Since the margin of victory in New Hampshire was so small in the 2016 presidential election, the Republican and Democratic parties are working to reach infrequent voters.
A John S. and James L. Knight Foundation report released last week delved into the characteristics of the estimated 100 million eligible voters who did not vote in 2016.
The 12,000 non-voters surveyed across the country included 800 New Hampshire eligible voters who said they did not vote in 2016. Among that group, 30% said they supported President Donald Trump in 2020, and 29% said they favored a Democratic candidate. Another 23% were interested in a third-party candidate, and the rest said they did not know.
Republicans and Democrats are both counting on turning out those voters for their side in November.
Ellie Hockenbury, a spokesman for the Republican National Committee and the Trump campaign, said bringing out infrequent voters is a major focus for the campaign.
Since 2012, she said, the RNC has poured some $350 million into collecting data to learn about individual voters, not just demographic groups.
“We can tailor how we talk to them by what we know about them,” she said, which means a more convincing pitch to go to the polls.
“Through our unprecedented data operation, we know what it’s going to take to drive them out.

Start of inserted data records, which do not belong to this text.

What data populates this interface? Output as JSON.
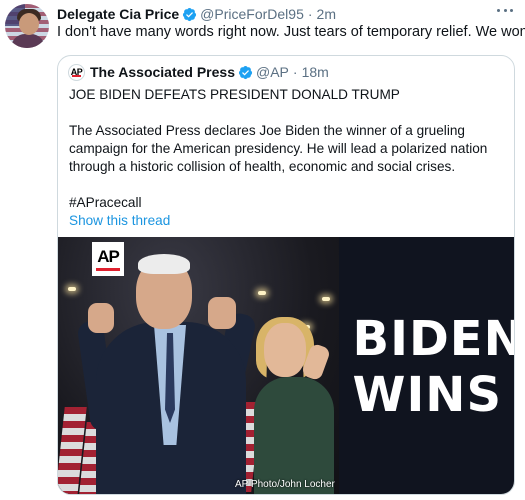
{
  "tweet": {
    "display_name": "Delegate Cia Price",
    "handle": "@PriceForDel95",
    "separator": "·",
    "time": "2m",
    "text": "I don't have many words right now. Just tears of temporary relief. We won!!!!",
    "verified": true,
    "avatar_icon": "user-avatar"
  },
  "quote": {
    "display_name": "The Associated Press",
    "handle": "@AP",
    "separator": "·",
    "time": "18m",
    "verified": true,
    "headline": "JOE BIDEN DEFEATS PRESIDENT DONALD TRUMP",
    "body": "The Associated Press declares Joe Biden the winner of a grueling campaign for the American presidency. He will lead a polarized nation through a historic collision of health, economic and social crises.",
    "hashtag": "#APracecall",
    "show_thread": "Show this thread",
    "image": {
      "logo_text": "AP",
      "credit": "AP Photo/John Locher",
      "headline_line1": "BIDEN",
      "headline_line2": "WINS"
    }
  },
  "colors": {
    "link": "#1b95e0",
    "verified": "#1da1f2",
    "secondary_text": "#5b7083",
    "panel_bg": "#10141f",
    "ap_red": "#e0202e"
  }
}
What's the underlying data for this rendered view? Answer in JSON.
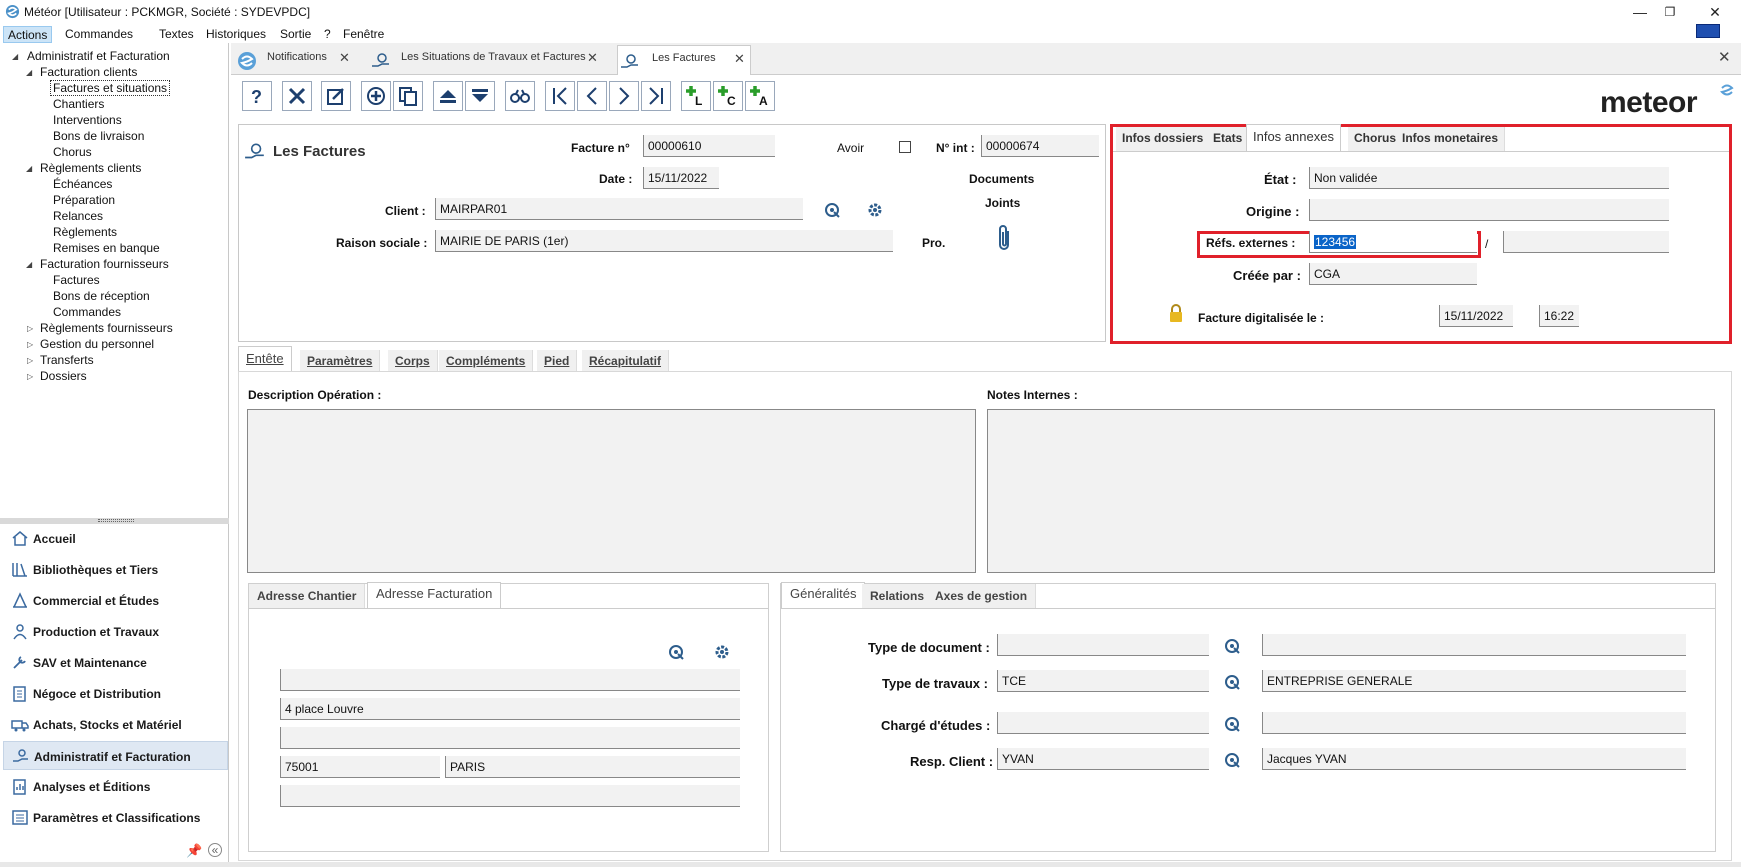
{
  "window": {
    "title": "Météor [Utilisateur : PCKMGR, Société : SYDEVPDC]",
    "minimize": "—",
    "restore": "❐",
    "close": "✕"
  },
  "menu": [
    "Actions",
    "Commandes",
    "Textes",
    "Historiques",
    "Sortie",
    "?",
    "Fenêtre"
  ],
  "tree": {
    "root": "Administratif et Facturation",
    "facturation_clients": "Facturation clients",
    "fc_items": [
      "Factures et situations",
      "Chantiers",
      "Interventions",
      "Bons de livraison",
      "Chorus"
    ],
    "reglements_clients": "Règlements clients",
    "rc_items": [
      "Échéances",
      "Préparation",
      "Relances",
      "Règlements",
      "Remises en banque"
    ],
    "facturation_fournisseurs": "Facturation fournisseurs",
    "ff_items": [
      "Factures",
      "Bons de réception",
      "Commandes"
    ],
    "others": [
      "Règlements fournisseurs",
      "Gestion du personnel",
      "Transferts",
      "Dossiers"
    ]
  },
  "nav": [
    "Accueil",
    "Bibliothèques et Tiers",
    "Commercial et Études",
    "Production et Travaux",
    "SAV et Maintenance",
    "Négoce et Distribution",
    "Achats, Stocks et Matériel",
    "Administratif et Facturation",
    "Analyses et Éditions",
    "Paramètres et Classifications"
  ],
  "doc_tabs": [
    "Notifications",
    "Les Situations de Travaux et Factures",
    "Les Factures"
  ],
  "brand": "meteor",
  "header": {
    "title": "Les Factures",
    "facture_label": "Facture n°",
    "facture_value": "00000610",
    "avoir_label": "Avoir",
    "nint_label": "N° int :",
    "nint_value": "00000674",
    "date_label": "Date :",
    "date_value": "15/11/2022",
    "docs_label1": "Documents",
    "docs_label2": "Joints",
    "client_label": "Client :",
    "client_value": "MAIRPAR01",
    "raison_label": "Raison sociale :",
    "raison_value": "MAIRIE DE PARIS (1er)",
    "pro_label": "Pro."
  },
  "annexes": {
    "tabs": [
      "Infos dossiers",
      "Etats",
      "Infos annexes",
      "Chorus",
      "Infos monetaires"
    ],
    "etat_label": "État :",
    "etat_value": "Non validée",
    "origine_label": "Origine :",
    "origine_value": "",
    "refs_label": "Réfs. externes :",
    "refs_value": "123456",
    "slash": "/",
    "creee_label": "Créée par :",
    "creee_value": "CGA",
    "digit_label": "Facture digitalisée le :",
    "digit_date": "15/11/2022",
    "digit_time": "16:22"
  },
  "subtabs": [
    "Entête",
    "Paramètres",
    "Corps",
    "Compléments",
    "Pied",
    "Récapitulatif"
  ],
  "entete": {
    "desc_label": "Description Opération :",
    "notes_label": "Notes Internes :"
  },
  "address": {
    "tabs": [
      "Adresse Chantier",
      "Adresse Facturation"
    ],
    "line1": "",
    "line2": "4 place Louvre",
    "line3": "",
    "cp": "75001",
    "ville": "PARIS",
    "line5": ""
  },
  "general": {
    "tabs": [
      "Généralités",
      "Relations",
      "Axes de gestion"
    ],
    "type_doc_label": "Type de document :",
    "type_doc_code": "",
    "type_doc_desc": "",
    "type_trav_label": "Type de travaux :",
    "type_trav_code": "TCE",
    "type_trav_desc": "ENTREPRISE GENERALE",
    "charge_label": "Chargé d'études :",
    "charge_code": "",
    "charge_desc": "",
    "resp_label": "Resp. Client :",
    "resp_code": "YVAN",
    "resp_desc": "Jacques YVAN"
  }
}
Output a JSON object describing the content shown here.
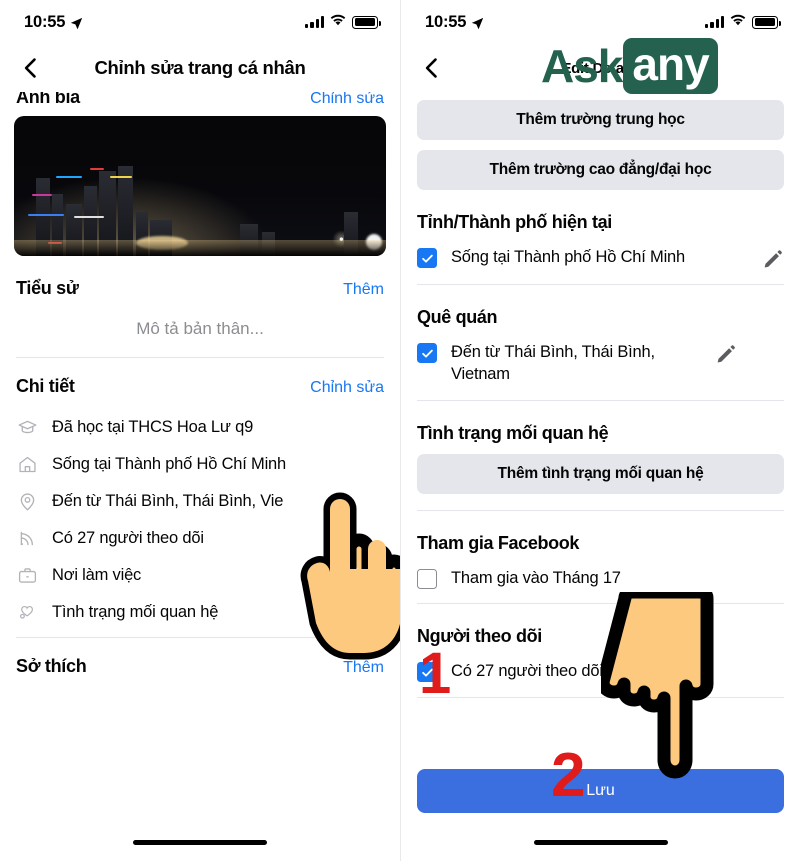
{
  "brand": {
    "logo_ask": "Ask",
    "logo_any": "any",
    "logo_color": "#24614f",
    "accent_blue": "#1877f2",
    "save_blue": "#3b6fe0",
    "annotation_red": "#e01b1b"
  },
  "left": {
    "statusbar": {
      "time": "10:55",
      "location_icon": "location-arrow-icon",
      "signal_icon": "signal-bars-icon",
      "wifi_icon": "wifi-icon",
      "battery_icon": "battery-full-icon"
    },
    "nav": {
      "back_icon": "back-chevron-icon",
      "title": "Chỉnh sửa trang cá nhân"
    },
    "cover_section": {
      "title": "Ảnh bìa",
      "action": "Chỉnh sửa"
    },
    "bio_section": {
      "title": "Tiểu sử",
      "action": "Thêm",
      "placeholder": "Mô tả bản thân..."
    },
    "details_section": {
      "title": "Chi tiết",
      "action": "Chỉnh sửa",
      "items": [
        {
          "icon": "graduation-cap-icon",
          "text": "Đã học tại THCS Hoa Lư q9"
        },
        {
          "icon": "home-icon",
          "text": "Sống tại Thành phố Hồ Chí Minh"
        },
        {
          "icon": "location-pin-icon",
          "text": "Đến từ Thái Bình, Thái Bình, Vie"
        },
        {
          "icon": "rss-followers-icon",
          "text": "Có 27 người theo dõi"
        },
        {
          "icon": "briefcase-icon",
          "text": "Nơi làm việc"
        },
        {
          "icon": "heart-relationship-icon",
          "text": "Tình trạng mối quan hệ"
        }
      ]
    },
    "hobbies_section": {
      "title": "Sở thích",
      "action": "Thêm"
    },
    "hand_cursor": "pointing-hand-up-icon"
  },
  "right": {
    "statusbar": {
      "time": "10:55",
      "location_icon": "location-arrow-icon",
      "signal_icon": "signal-bars-icon",
      "wifi_icon": "wifi-icon",
      "battery_icon": "battery-full-icon"
    },
    "nav": {
      "back_icon": "back-chevron-icon",
      "title": "Edit Details"
    },
    "education_buttons": [
      "Thêm trường trung học",
      "Thêm trường cao đẳng/đại học"
    ],
    "current_city": {
      "title": "Tỉnh/Thành phố hiện tại",
      "checked": true,
      "label": "Sống tại Thành phố Hồ Chí Minh",
      "edit_icon": "pencil-icon"
    },
    "hometown": {
      "title": "Quê quán",
      "checked": true,
      "label": "Đến từ Thái Bình, Thái Bình, Vietnam",
      "edit_icon": "pencil-icon"
    },
    "relationship": {
      "title": "Tình trạng mối quan hệ",
      "button": "Thêm tình trạng mối quan hệ"
    },
    "joined_facebook": {
      "title": "Tham gia Facebook",
      "checked": false,
      "label": "Tham gia vào Tháng              17"
    },
    "followers": {
      "title": "Người theo dõi",
      "checked": true,
      "label": "Có 27 người theo dõi"
    },
    "save_button": "Lưu",
    "hand_cursor": "pointing-hand-down-icon",
    "step_markers": [
      {
        "number": "1"
      },
      {
        "number": "2"
      }
    ]
  }
}
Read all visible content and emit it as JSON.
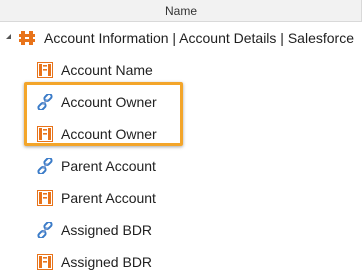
{
  "header": {
    "name_label": "Name"
  },
  "tree": {
    "root": {
      "label": "Account Information | Account Details | Salesforce",
      "icon": "component-icon"
    },
    "items": [
      {
        "label": "Account Name",
        "icon": "field-text-icon"
      },
      {
        "label": "Account Owner",
        "icon": "link-icon"
      },
      {
        "label": "Account Owner",
        "icon": "field-text-icon"
      },
      {
        "label": "Parent Account",
        "icon": "link-icon"
      },
      {
        "label": "Parent Account",
        "icon": "field-text-icon"
      },
      {
        "label": "Assigned BDR",
        "icon": "link-icon"
      },
      {
        "label": "Assigned BDR",
        "icon": "field-text-icon"
      }
    ]
  },
  "colors": {
    "accent": "#f3a52a",
    "field_icon": "#e8731a",
    "link_icon": "#3a7bc8"
  }
}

We know who they are, we know what to talk to them about, and we have our ground team working to drive them out to the polls.”
She said the Trump campaign would focus on expanding existing social networks — friends, neighbors, community groups — to bring out those less-frequent voters.
And the campaign’s rallies are reaching Trump supporters who did not vote in 2016: In a Feb. 10 tweet, Trump campaign manager Brad Parscale said ticket sign-up data for the Manchester rally that night turned up thousands of people who did not vote in the last presidential election.
New Hampshire Democratic Party spokesman Holly Shulman said the Democratic Party would use a “neighbor-to-neighbor” approach, similar to the Republican effort focusing on local networks.
She said the hotly contested Democratic primary engaged activists and potential volunteers, and helped the Democratic Party reach out to voters.
“For more than a full year, Democratic campaign staff have been recruiting volunteers, making calls, and going door-to-door for their candidate of choice and talking about the contrast in this race between Democrats who want to build an economy that works for everyone and Republicans who are only working for themselves, special interests, and the top 1 percent at the expense of everyone else,” she wrote in an email.
The Knight Foundation study found that income inequality was one of the least important issues for Granite Staters who did not vote in 2016, far behind immigration, health care and the economy.